## TASK REQUIREMENTS:
For each line below, check for the word "campaign", then state how many lines contain it, with no other output.
(SUPPLIED DATA Opens)
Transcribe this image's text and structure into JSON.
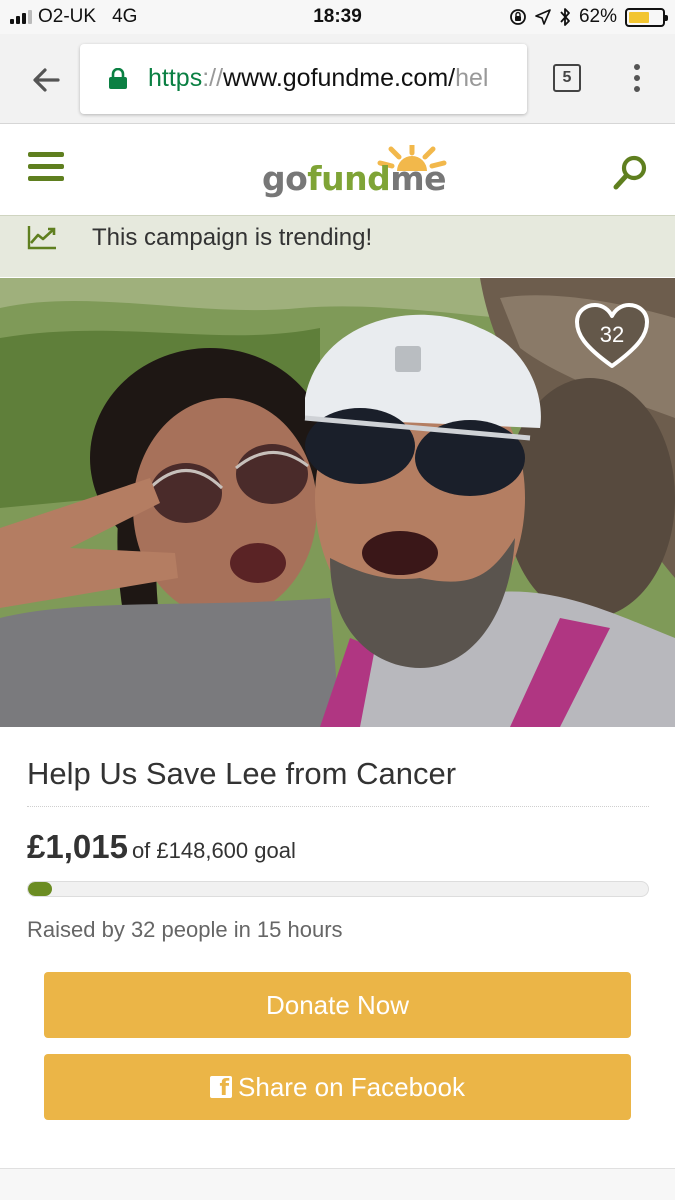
{
  "status_bar": {
    "carrier": "O2-UK",
    "network": "4G",
    "time": "18:39",
    "battery_percent": "62%",
    "battery_level": 0.62
  },
  "browser": {
    "url_scheme": "https",
    "url_separator": "://",
    "url_host": "www.gofundme.com/",
    "url_path_fragment": "hel",
    "tab_count": "5",
    "icons": [
      "back-arrow-icon",
      "lock-icon",
      "tabs-icon",
      "more-vert-icon"
    ]
  },
  "site": {
    "logo_go": "go",
    "logo_fund": "fund",
    "logo_me": "me",
    "icons": [
      "hamburger-menu-icon",
      "search-icon"
    ]
  },
  "trending": {
    "text": "This campaign is trending!",
    "icon": "trending-chart-icon"
  },
  "hero": {
    "heart_count": "32",
    "icon": "heart-icon"
  },
  "campaign": {
    "title": "Help Us Save Lee from Cancer",
    "raised_amount": "£1,015",
    "goal_text": "of £148,600 goal",
    "progress_fraction": 0.0068,
    "meta": "Raised by 32 people in 15 hours"
  },
  "actions": {
    "donate_label": "Donate Now",
    "share_label": "Share on Facebook",
    "share_icon": "facebook-icon"
  },
  "colors": {
    "brand_green": "#6b8c22",
    "button_gold": "#ebb547",
    "trending_bg": "#e6e9dd"
  }
}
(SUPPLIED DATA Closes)
## WRITTEN REPLY:
2